Letter to the Doomed

Dear Death—
++++++++++You look like the way my momma
felt dealing with a deadbeat man ++++you look

like my dogwood haired abuelita++++ maimed
and broken like when you took her eldest

You look like trash +++hauls thrown in dark alleyways
You look like the conversation never

wanting to be had+++ like the decision
to take someone’s last breath +++++++you look like us!

If it’s my happiness you want+++++++ take it!
Te lo juro ++++this back was built to bend!

This is a joke. My life that is. This take
and take relationship I have with you.

I practice for you ++++again, and once more
the wonderful life is through the decayed

beyond varicose veins marking the old trite
walls of our bodies +++there are many ways

but you must remember: explore your gaze
the aromas filling your line of eye

Like cannon fire ++++++the taste lasting days
I practice for you++++++how to say goodbye

Though you never asked +++++I feel like you
should know a few things about this rosary

on my wrist: it was a gift from the kin
a reminder of the strength of those women

I can’t lead you in prayer but I sin
with the best of them +++++++red hue against my skin

this keepsake and the steel in my bag
tucked away in pockets I never had

I have been far too often to this grave
I know its coordinates and its curves

I know all its grooves and all its trinkets
from the seat of a 7-forty se-

ven (a ver esta tumba+++++++ ven a ver)
I can spot the grave from miles away

I want to be buried and remembered
revisited and recelebrated

I’m not fully convinced+++++ nor sold on a
tombstone +++grave mark me++++ make me taller +++++less

grandiose +++form me to your making++++ pick
from the piedras which all tried to break me

choose palabras to grace my new body
throw a picture in the middle so you

won’t forget my old face ++++make me a bench
a place to sit when you come visit me

I will make reservations ++++a dinner
before my departure ++a wine and dine

establishment +(in a city of your
choice)++++++ I will arrive heavy footed

and lighter than ever++ Table for one
under the name Bañuelos+++ my table

for one ++++++can and will seat++++ generations
remember: +++the devil’s in the details

Click here to read Julián Bañuelos on the origin of the poems.

Image: photo by Jayden Brand on Unsplash, licensed under CC 2.0.

Julián Bañuelos:The poem “Letter to the Doomed” is from my unpublished collection, That’ll Be the Day:
The Hub City Hymns, which traverses the landscape of Lubbock and Slaton, Tx through music, memory, and poetic form.

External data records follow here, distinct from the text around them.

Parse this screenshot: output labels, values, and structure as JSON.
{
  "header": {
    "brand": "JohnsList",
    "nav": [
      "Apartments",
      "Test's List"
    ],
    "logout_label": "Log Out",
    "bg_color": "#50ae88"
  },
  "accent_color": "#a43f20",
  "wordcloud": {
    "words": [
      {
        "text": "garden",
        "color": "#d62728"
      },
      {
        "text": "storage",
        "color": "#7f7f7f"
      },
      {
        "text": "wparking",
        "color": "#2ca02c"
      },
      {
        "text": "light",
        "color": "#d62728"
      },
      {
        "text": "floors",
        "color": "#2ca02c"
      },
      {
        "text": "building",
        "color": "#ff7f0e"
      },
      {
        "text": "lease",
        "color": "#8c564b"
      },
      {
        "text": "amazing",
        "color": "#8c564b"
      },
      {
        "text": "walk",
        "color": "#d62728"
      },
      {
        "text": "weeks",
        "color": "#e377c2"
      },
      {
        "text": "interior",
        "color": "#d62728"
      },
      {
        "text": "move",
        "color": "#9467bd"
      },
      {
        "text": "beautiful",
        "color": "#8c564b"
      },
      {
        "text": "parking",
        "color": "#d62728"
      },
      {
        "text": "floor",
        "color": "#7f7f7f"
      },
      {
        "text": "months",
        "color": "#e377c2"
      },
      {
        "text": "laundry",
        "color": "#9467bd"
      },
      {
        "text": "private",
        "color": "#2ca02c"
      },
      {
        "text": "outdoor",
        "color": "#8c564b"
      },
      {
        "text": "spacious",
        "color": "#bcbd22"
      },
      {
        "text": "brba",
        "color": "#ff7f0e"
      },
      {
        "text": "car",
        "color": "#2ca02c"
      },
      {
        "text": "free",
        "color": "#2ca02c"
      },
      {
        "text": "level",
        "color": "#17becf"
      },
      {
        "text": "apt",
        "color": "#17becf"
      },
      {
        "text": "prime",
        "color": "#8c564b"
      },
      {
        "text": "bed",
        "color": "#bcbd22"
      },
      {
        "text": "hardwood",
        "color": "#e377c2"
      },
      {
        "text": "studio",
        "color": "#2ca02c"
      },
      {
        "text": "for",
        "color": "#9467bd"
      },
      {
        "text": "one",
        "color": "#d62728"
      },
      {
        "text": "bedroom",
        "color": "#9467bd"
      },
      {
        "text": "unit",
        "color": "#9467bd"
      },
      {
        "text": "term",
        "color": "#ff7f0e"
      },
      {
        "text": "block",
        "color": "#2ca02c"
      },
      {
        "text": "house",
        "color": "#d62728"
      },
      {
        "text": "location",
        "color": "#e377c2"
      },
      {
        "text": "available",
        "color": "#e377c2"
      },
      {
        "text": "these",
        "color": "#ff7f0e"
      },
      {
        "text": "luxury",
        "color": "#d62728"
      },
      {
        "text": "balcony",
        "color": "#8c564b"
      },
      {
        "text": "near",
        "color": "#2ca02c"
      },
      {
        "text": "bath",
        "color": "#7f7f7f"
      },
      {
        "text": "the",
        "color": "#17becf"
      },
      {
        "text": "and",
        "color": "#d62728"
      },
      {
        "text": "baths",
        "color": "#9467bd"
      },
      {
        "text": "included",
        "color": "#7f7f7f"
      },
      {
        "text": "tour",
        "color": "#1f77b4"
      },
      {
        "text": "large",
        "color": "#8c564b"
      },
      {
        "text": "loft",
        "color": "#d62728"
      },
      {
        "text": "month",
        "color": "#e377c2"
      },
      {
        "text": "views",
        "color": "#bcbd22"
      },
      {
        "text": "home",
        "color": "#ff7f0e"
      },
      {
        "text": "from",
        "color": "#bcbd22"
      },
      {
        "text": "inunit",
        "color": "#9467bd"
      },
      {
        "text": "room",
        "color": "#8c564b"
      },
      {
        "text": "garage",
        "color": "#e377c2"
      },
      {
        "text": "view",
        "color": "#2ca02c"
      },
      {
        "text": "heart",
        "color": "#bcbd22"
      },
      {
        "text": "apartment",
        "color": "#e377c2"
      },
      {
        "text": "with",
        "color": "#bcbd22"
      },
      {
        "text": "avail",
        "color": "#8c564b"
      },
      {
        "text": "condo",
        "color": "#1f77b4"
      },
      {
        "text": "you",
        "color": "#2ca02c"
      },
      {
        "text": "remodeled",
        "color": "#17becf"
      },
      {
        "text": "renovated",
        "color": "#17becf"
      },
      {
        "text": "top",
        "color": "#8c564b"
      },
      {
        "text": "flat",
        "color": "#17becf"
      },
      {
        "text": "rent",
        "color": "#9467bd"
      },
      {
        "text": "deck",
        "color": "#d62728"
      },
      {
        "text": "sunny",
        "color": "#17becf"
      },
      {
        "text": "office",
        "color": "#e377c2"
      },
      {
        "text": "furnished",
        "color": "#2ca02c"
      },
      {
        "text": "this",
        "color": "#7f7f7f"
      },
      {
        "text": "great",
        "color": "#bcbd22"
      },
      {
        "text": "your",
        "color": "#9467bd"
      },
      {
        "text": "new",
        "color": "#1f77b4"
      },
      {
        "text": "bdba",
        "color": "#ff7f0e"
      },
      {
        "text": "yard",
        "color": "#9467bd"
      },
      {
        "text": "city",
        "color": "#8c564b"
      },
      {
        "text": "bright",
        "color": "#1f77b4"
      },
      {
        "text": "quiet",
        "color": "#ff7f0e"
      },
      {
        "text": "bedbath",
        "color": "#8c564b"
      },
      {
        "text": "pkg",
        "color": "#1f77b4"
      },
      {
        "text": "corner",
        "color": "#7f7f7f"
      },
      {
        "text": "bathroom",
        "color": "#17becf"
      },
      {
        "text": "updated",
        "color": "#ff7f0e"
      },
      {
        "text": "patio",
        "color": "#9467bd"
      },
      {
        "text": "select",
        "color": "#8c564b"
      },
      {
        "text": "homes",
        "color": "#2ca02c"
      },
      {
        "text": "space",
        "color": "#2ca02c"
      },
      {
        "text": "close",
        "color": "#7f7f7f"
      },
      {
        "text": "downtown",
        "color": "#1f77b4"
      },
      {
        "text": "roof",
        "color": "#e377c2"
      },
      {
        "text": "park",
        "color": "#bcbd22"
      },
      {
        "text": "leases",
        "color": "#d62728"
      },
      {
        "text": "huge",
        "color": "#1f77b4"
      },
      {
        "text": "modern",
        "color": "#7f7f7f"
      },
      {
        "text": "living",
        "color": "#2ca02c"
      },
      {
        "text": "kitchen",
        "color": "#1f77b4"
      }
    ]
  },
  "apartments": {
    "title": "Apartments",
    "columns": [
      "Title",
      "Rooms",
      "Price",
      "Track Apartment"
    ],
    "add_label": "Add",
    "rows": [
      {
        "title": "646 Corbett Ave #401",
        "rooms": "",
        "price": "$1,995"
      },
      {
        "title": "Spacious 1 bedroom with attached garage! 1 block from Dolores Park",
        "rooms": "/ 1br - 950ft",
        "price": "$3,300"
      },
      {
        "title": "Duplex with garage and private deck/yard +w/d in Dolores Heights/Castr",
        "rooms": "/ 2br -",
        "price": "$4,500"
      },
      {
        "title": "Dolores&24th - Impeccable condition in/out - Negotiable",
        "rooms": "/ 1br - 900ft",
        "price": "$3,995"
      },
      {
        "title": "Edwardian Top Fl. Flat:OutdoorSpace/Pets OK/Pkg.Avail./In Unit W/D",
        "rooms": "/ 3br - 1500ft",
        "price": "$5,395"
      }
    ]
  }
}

The triangulation of these three muses is very important to me as a poet. In so many ways, music, memories (or lack thereof), and poetic form are what brought me to poetry, or maybe, rather, they are what shaped me into the poet I’d always been. The poem itself is cento-esque, in that it borrows one line from every poem in the collection. Borrowed language or language made anew or even repurposed language are simply ways begging us to innovate, make language our own. In earlier renditions of the collection, I had a section of sonnets titled the “Death Psalms” which came to be butchered from the whole, but not entirely. Death, capital “D”, seems ever looming in much of my work, but next to grief and Death you hear/find: song and joy. The epistolary poem is a continuation of the conversation I often keep having with Death and the other fixed forms. It is the culmination of songs, voices, and memories, a culmination given a new trajectory.


Julián Bañuelos
Latest posts by Julián Bañuelos (see all)


Please enter your comment!
Please enter your name here

This site uses Akismet to reduce spam. Learn how your comment data is processed.